    the best bullpup out there. I own an AUG and an FN too, and the Tavor just works
    better. It does not care what magazine you use, what ammo you use, or what
    handed you are. It’s also easy to use, and easy to take apart. So if you are
    thinking about it as a rifle for you (specifically a fighting rifle), and you are
    trying to make good decisions with your hard earned money, I would not hesitate
    to buy it. And I certainly would not worry about the trigger. Off hand with a
    zero magnification red dot, I can put it on a man sized steel target at 200
    yards consistently. Prone I can do it out to 400 yards. Buy some A-zoom snap
    caps and spend a week doing dedicated dry fire and you’ll be able to control
    the trigger well enough to use the weapon well. The added bonus is that you
    will also get the practice of manipulating the action, mag release, and bolt release.
    So to summarize this is not a jab at those who want a lighter trigger. It is
    simply a statement to those who may be on the fence about the rifle that a
    lighter trigger is not needed.

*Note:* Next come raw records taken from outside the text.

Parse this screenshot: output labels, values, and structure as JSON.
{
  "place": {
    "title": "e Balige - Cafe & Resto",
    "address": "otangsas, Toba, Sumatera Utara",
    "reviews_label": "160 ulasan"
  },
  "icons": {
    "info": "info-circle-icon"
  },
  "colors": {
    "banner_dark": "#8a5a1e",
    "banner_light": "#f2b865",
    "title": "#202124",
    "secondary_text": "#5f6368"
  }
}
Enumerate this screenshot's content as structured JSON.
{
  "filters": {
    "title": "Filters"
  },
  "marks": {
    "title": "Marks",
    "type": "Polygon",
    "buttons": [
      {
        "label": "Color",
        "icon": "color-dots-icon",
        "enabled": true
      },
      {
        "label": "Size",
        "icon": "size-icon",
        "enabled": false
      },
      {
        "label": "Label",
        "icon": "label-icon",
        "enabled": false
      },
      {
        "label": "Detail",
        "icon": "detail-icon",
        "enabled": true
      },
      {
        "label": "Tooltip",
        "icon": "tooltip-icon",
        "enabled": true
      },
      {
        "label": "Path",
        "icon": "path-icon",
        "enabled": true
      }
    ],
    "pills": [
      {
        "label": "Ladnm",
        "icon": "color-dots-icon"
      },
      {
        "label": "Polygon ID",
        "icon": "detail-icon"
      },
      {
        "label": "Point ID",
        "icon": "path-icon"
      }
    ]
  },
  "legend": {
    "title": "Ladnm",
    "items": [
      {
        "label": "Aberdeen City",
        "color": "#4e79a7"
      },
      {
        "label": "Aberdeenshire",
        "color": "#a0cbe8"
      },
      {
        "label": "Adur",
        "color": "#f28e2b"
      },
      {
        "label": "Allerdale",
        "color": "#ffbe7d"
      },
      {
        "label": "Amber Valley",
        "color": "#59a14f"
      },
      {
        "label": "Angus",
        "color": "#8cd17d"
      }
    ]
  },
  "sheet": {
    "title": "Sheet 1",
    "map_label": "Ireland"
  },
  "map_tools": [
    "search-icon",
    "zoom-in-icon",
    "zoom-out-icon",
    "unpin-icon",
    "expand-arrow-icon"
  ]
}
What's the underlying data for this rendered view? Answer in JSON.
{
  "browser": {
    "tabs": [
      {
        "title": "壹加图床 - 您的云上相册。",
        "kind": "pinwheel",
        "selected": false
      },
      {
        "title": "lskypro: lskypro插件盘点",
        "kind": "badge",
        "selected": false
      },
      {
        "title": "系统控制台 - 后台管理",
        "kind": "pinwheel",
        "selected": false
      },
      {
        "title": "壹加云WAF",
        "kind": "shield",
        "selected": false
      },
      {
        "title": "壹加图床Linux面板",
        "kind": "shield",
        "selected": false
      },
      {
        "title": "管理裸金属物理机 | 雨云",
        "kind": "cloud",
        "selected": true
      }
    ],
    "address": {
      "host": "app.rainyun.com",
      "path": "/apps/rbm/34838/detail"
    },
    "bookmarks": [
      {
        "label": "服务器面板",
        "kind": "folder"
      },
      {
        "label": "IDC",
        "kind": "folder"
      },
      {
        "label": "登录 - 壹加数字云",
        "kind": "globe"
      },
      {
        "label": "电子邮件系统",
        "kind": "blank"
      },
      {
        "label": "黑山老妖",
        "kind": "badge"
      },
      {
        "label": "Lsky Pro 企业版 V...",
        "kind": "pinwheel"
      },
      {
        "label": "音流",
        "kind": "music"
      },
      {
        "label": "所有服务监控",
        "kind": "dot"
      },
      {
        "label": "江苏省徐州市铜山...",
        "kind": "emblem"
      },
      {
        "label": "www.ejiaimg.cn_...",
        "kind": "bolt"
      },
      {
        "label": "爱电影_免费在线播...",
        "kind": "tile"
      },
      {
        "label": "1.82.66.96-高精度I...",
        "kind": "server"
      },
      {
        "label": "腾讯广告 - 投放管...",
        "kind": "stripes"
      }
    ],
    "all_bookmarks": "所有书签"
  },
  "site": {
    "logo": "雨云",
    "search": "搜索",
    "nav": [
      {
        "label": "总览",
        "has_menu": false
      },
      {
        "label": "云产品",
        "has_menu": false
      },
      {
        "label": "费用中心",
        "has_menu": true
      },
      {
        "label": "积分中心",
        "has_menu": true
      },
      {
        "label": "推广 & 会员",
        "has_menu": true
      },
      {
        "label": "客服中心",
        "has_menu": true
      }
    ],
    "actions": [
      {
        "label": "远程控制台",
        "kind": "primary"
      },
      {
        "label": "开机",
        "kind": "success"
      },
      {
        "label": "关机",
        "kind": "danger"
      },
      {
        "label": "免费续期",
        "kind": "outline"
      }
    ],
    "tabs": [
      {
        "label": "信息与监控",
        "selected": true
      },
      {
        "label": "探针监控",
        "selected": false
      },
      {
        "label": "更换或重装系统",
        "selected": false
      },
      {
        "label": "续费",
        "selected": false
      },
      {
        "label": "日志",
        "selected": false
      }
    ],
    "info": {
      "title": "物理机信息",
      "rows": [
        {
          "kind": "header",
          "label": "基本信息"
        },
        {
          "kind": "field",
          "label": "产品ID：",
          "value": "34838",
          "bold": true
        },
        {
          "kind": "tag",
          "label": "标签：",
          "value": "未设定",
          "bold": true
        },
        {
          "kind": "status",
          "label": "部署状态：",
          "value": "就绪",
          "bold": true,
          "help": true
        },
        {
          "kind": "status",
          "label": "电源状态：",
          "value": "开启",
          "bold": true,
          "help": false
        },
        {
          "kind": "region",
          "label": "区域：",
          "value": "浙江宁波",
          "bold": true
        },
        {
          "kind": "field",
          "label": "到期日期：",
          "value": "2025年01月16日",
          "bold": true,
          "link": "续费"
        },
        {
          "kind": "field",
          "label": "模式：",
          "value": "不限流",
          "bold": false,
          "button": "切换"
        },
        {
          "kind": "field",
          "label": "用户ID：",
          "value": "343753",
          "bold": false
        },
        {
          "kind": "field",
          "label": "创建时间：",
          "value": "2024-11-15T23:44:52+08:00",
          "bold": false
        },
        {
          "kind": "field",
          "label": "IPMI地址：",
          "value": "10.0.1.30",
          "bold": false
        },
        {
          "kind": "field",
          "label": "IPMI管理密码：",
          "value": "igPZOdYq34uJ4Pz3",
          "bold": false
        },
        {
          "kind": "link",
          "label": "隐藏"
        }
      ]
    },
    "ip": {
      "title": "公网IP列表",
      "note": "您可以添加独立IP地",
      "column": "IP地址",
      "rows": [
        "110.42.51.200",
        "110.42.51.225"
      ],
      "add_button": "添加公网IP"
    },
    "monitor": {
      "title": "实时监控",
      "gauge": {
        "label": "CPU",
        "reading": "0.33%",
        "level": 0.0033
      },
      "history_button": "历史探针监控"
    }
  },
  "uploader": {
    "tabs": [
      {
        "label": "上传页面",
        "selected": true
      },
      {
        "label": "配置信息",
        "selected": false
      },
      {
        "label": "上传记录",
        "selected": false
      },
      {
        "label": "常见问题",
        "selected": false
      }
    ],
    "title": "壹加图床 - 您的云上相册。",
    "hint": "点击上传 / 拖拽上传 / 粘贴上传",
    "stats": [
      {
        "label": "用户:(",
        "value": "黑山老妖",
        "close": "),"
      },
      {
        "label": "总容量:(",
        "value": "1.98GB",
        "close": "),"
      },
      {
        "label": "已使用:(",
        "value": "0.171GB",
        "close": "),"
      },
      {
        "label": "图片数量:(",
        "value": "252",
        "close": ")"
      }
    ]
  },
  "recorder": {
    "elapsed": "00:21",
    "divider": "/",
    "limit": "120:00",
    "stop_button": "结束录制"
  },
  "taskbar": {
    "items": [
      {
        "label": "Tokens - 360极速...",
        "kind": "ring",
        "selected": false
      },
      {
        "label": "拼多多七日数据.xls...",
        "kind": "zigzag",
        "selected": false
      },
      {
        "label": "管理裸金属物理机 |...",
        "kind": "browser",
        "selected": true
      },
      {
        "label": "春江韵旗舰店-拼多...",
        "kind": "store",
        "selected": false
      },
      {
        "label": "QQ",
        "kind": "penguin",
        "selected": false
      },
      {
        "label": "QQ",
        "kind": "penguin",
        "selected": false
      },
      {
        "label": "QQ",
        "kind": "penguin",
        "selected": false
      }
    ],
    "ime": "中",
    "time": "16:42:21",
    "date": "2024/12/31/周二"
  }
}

    • Ken Hagler

      I took my new Tavor to the range for the first time yesterday, and while I’d agree that a lighter trigger isn’t _necessary_, it’s certainly desirable–especially if you shoot it quite a bit. The heavy trigger didn’t bother me at all when I was firing the first magazine (I thought it felt better than the lighter FS2000 trigger), but by the seventh magazine I’d lost all feeling in the tip of my trigger finger and was thinking IWI should supply a cranequin to go with their trigger.

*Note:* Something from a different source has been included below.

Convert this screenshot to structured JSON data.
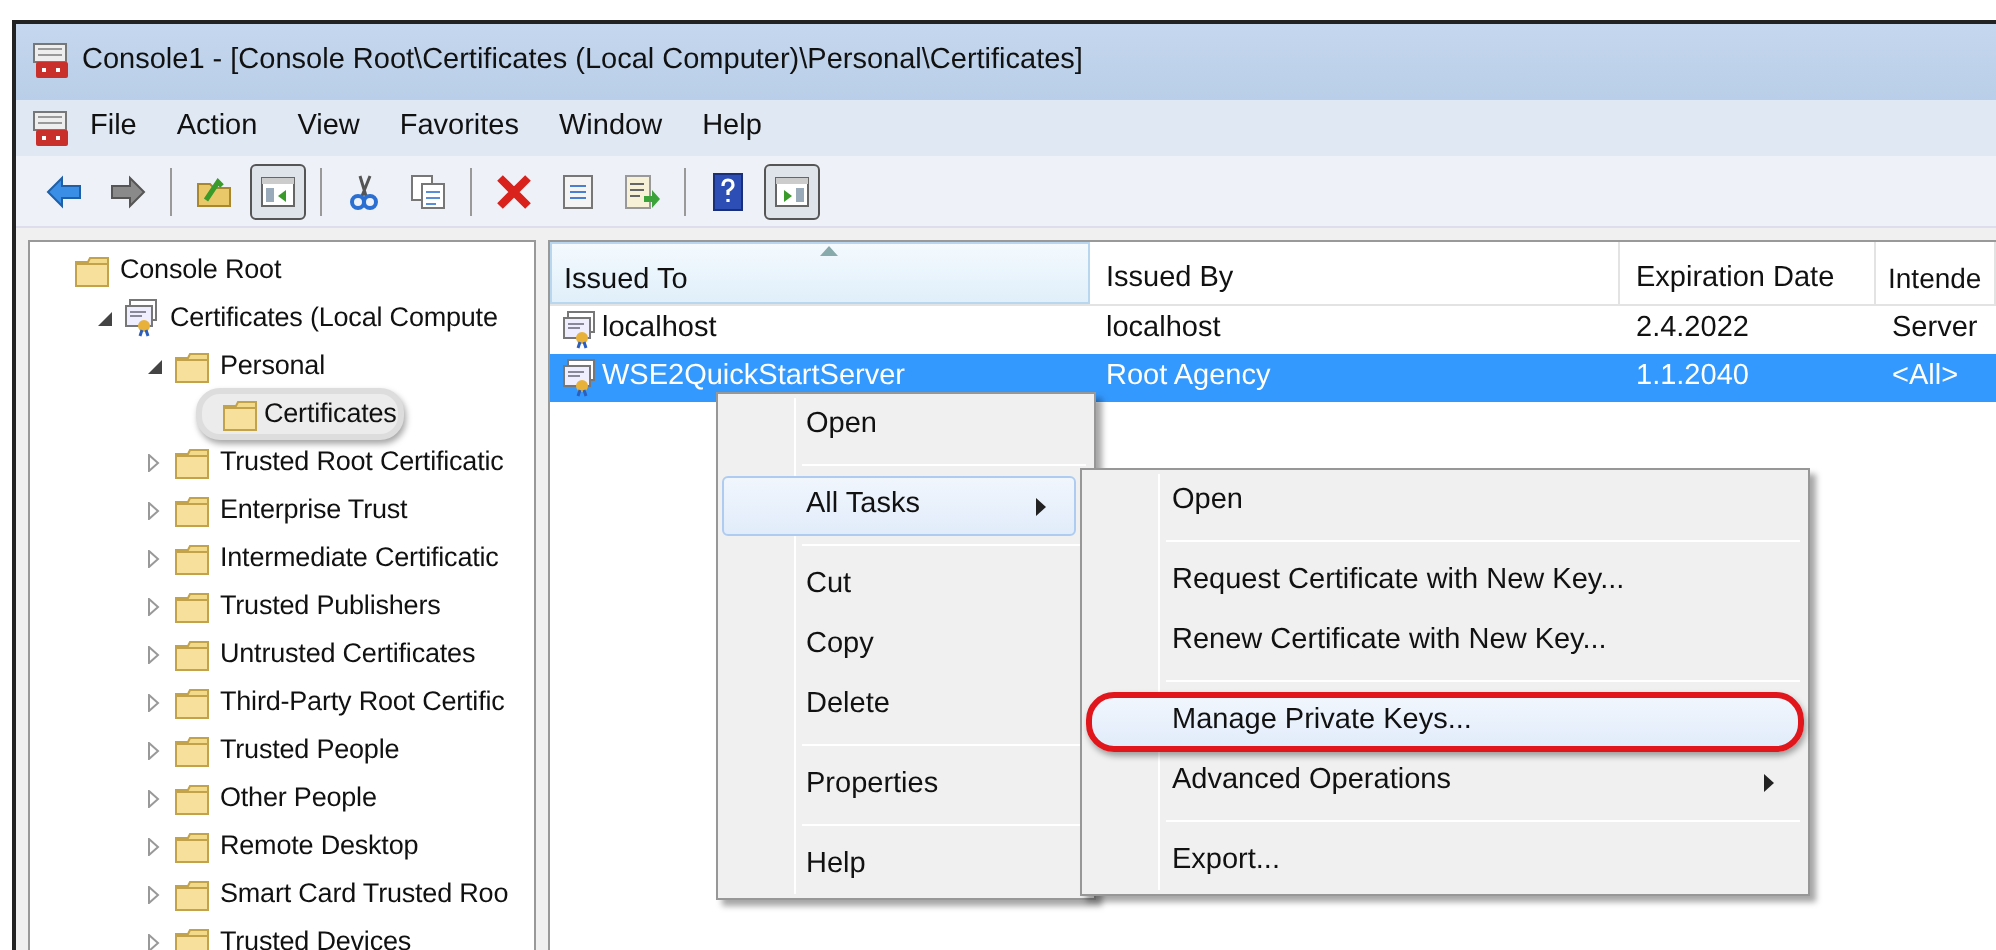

  • Daniel

    I know people keep harping on the trigger of this rifle, specifically noting its heavy break, but I was always more annoyed with the creep I used to feel in the issued triggers. My new Tavor SAR has some of the same creep, but the trigger does feel a bit better than it used to be.

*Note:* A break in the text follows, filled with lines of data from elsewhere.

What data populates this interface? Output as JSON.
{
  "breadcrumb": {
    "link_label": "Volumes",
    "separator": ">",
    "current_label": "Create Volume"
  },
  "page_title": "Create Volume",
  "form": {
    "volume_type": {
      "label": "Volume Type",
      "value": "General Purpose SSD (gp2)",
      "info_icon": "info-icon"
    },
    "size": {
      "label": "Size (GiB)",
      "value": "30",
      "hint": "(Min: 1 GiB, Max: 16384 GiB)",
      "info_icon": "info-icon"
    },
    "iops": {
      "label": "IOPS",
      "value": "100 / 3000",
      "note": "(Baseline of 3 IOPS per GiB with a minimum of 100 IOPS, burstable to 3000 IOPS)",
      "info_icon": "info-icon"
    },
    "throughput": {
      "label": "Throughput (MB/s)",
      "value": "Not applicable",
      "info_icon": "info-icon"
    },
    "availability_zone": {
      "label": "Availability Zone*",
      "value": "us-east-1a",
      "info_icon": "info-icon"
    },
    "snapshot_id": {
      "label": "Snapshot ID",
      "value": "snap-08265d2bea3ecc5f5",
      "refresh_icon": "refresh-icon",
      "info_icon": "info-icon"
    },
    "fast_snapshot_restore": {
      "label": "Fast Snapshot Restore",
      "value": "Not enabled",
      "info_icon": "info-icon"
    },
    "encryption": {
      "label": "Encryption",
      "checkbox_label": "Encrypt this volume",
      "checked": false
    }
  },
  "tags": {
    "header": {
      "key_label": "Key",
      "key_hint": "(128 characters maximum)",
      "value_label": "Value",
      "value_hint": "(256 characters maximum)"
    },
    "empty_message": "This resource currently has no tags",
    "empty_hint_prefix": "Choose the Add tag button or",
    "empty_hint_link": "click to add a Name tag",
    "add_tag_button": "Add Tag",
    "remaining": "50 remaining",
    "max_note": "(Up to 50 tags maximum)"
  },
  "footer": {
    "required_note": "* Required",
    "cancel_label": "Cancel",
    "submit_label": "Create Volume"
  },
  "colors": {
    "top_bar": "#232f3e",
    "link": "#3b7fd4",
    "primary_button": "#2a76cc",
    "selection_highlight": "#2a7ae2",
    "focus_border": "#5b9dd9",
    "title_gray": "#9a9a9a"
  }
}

    The question that I have, is related to the redesign of the BCG. Tavor SARs have cutouts in the gas piston, an added spring around the firing pin (another piece to lose when cleaning a weapon in the field), and are generally harder to clean since the guide rod and plastic backing cannot be separated from the recoil spring assembly and removed like on the TAR-21.

    My biggest concern is that the cutouts in the piston moving carbon into hard to clean areas (such as the inside of the piston), or even moving carbon throughout the rifle via the moving spring.

    Matt, what do you know about these differences? Have you noticed anything like I mentioned after shooting your Tavor for extended periods of time? Any idea if someone is going to offer a heavy barrel for the Tavor anytime soon?


  • Docmo

    I recently purchased a Tavor and have to agree that it’s Achilles heel is the trigger. I just finished my SRT qualification with it and the one shot that I dropped out was due to the heavy trigger pull at distance. Other than the trigger it is the perfect entry gun. Is is shorter than our teams UMP 45’s with a full length 16″ barrel in a rifle caliber, ambidextrous, accurate, maneuverable, and (so far through 750 rounds) utterly reliable even in -30 wind chill and snow.

    The rifle has received one of two reviews from my fellow officers, they love it or they hate it. When pressed as to why they hate it the universal answer is because of the “$&@?!” trigger. I have become more comfortable with the trigger through practice but also agree an improved trigger (assuming the weapon continues to be reliable with higher round counts) would make this a perfect entry/perimeter rifle.

    I am anxiously awaiting an improved trigger (either Geissele or Timeny) so as to perfect what I consider an already impressive rifle. I was worried about spending $1,700 on this rifle but so far I feel it was money well spent IMHO.

  • Stephen Fogg

    Galloway Precision also is in the process of releasing Tavor trigger upgrades. They will soon offer two separate products: an improved sear and reduced power sear spring kit and an adjustable trigger. The company does not indicate what the effect would be in terms of reduced trigger pull if both products were installed. Together the two kits would be just over $100–considerably cheaper than either Geisselle or Timney. Galloway has no ETA as to availability. As of right now all of the Tavor trigger upgrades are unavailable.